I schedule the work by weeks, and each day I set a goal. I’m currently running at two completed pages/week, plus extra content. The daily goal is based on how much time I can dedicate to the comic, but it sometimes get screwed because I feel like drawing something else, and I don’t want to force myself too much. I mean, you must be committed, but it’s not mandatory.
– Do you need a particular environnement or music to be inspired ?
No, I mostly create on the go. Consider I write the stories on my commute to the day job! I usually work at home with some tv shows in the background, but he absolute best is working in a room with my friends or family going on about their lives, and me drawing in a corner.
– What about your workstation ?
I have a dedicated room in my little home, equipped with a reclinable table, an A3 printer and scanner, good light and a laptop. I work here most of the time, but my tools allow me to draw on the go and in almost every situation. I do the whole comic work on an iPad PRO, and all the rest on Moleskine sketchbooks. I don’t like being forced at home, so I sometimes finish the pages while waiting in the car, or in the rehearsal room while my boyfriend plays, or simply during family gatherings.
– What are the main steps of your creative process ?
First of all, the script. I write it as it was meant for someone else, because it takes up to four months for me to complete an episode, and I need everything to be understandable even when I had a terrific week and don’t even remember what I’m doing. Layouts are somewhat part of the script creation (see how little and confused they are?) Next step, the storyboard. Very simple, mostly focused on gestures and dynamic lines. When I have lot of dialogues I add it on the storyboard to make sure I’ve left enough space, but most of the time I don’t need this step.

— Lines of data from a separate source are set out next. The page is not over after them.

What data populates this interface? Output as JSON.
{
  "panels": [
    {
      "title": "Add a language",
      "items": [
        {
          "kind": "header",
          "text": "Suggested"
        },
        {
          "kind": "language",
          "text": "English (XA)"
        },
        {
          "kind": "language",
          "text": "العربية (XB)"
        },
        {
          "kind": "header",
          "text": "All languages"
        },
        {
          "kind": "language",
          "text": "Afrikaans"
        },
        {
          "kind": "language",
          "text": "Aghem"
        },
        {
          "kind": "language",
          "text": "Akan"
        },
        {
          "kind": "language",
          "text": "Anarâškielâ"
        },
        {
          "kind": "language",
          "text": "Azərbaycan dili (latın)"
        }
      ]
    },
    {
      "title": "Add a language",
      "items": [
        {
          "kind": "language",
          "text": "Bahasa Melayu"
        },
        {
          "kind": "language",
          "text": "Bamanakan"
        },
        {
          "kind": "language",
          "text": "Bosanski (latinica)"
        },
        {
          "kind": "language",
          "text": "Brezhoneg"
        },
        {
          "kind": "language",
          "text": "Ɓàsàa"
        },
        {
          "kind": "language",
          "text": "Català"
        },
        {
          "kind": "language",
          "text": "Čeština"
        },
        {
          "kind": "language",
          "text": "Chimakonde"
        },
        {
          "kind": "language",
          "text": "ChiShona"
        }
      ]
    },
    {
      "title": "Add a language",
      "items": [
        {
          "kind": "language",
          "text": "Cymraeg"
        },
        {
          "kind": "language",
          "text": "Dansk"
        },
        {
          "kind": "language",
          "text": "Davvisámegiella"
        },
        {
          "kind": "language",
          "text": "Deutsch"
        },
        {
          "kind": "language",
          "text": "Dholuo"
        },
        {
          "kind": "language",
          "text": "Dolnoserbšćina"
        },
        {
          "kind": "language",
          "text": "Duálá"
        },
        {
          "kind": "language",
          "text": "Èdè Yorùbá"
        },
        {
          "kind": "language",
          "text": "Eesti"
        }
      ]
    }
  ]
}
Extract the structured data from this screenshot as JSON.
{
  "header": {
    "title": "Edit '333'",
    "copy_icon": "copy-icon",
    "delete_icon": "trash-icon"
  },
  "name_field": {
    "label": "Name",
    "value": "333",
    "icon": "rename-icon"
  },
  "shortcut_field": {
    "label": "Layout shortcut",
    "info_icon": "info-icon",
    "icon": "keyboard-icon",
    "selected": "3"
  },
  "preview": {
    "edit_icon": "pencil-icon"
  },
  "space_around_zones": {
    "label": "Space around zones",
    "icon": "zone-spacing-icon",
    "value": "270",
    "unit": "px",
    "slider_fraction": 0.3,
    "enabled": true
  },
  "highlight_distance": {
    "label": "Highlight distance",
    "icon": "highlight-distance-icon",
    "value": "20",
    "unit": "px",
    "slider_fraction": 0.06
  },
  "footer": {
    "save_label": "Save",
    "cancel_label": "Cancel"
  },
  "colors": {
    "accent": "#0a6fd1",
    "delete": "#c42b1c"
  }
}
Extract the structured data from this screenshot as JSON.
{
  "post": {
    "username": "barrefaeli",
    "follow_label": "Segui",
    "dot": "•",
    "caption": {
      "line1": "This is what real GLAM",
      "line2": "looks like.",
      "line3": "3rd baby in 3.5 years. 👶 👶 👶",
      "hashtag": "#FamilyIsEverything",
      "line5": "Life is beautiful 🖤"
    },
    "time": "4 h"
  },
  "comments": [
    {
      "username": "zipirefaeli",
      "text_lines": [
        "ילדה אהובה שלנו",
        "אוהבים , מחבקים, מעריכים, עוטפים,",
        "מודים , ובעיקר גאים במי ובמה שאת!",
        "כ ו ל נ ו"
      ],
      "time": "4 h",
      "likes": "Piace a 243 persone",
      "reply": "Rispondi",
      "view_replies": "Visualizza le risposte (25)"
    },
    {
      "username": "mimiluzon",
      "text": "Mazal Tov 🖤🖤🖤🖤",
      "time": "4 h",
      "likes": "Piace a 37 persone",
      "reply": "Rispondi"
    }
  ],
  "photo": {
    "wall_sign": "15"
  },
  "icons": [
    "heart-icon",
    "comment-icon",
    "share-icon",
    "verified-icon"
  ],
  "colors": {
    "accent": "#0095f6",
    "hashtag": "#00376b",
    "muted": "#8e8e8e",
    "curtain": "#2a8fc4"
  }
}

I don’t pencil anymore, because it used to make the whole page too still. That goes when drawing both digital and traditional. I guess I’m too impatient, so third step is inks.
I also consider myself a terrible colorist, but I do feel DAWN OF THE DAD needs color. Last steps are flats and a bit of shading, just enough to tell apart the various layers.
And if I didn’t letter the storyboard, here come the text.
– Do you use a 3d assistance or photographic documentation ?
Ehhrrrrrrr…no. But I should. Kids, take note, always use references.
– How do you light a scene ?
In my hands it’s all about the storytelling, panels and page composition. I try my best to give a good rhytm to the page, nailing the lenght of the scene and the right moment to turn the page. I don’t really have tips to share about this, as the timing is something you feel when writing and re-reading, built on what you’re used to read.
I don’t focus only on the facial expression: having your character communicate with all of its visible body is key. They’re all actors on a stage, and no one sleeps on stage!
– What about the daily loneliness of the webcomic artist ?
It’s so damn boring. I live in a very small town with little to no comic presence, so I rely on working on the go while I’m with friends and family. Attending comic conventions is the best to get a relief: you’re not alone, and most comic artists are crazy.
– What is the rule according to you for good dialogues ?
Make it short, make it personal. Show more and tell less.
– How do you know that the page is finished?
Ah, I love how this question always pops up and no one really knows how to answer! Really, it’s all very staged from the beginning. It’s finished when I’ve filled up all the panels. I know, it’s harsh to read.
– What relationships do you have with your readers and fans ?
Most of my readers are people I’ve met in real life. I have little to no contact with those following me online. But I’ve got three anectodes that I love :
– this boy who bought the series at the local comic book store, and when I did signings did everything he could to come meet me…but he didn’t know what to ask! It was so awkward. Like when you’re 13 and on a date. Weird but lovely.
– that time my boyfriend befriended this younger, more talented and professional comic artist at a convention, and forced him to buy the first episode of my stuff. He clearly bought it just to shut him up, and I felt really bad, because right now what I want is readers, not sales. Anyway…
…he came back half an hour later to buy the rest because he actually liked it, and THAT made my day.
– my boss on the day job is one of my biggest fans. She’s always asking for the next episode, and even trying to set me up for more drawing jobs. It kinda seems like she wants to fire me, but in a good way !
My main social is facebook, so hit me up there for frequent updates, news and events: facebook.com/anitacomics
The comic itself is hosted on Tapastic: tapas.io/series/Dawn-of-the-Dad
I’m also on Twitter as @anitakajika
And last but not least, my daily sketches go up on instagram.com/anitacomicsI do sell and ship printed copies if someone wishes to support me. Just drop me a line anywhere, and we’ll arrange it !
Webcomic series : Dawn Of The Dad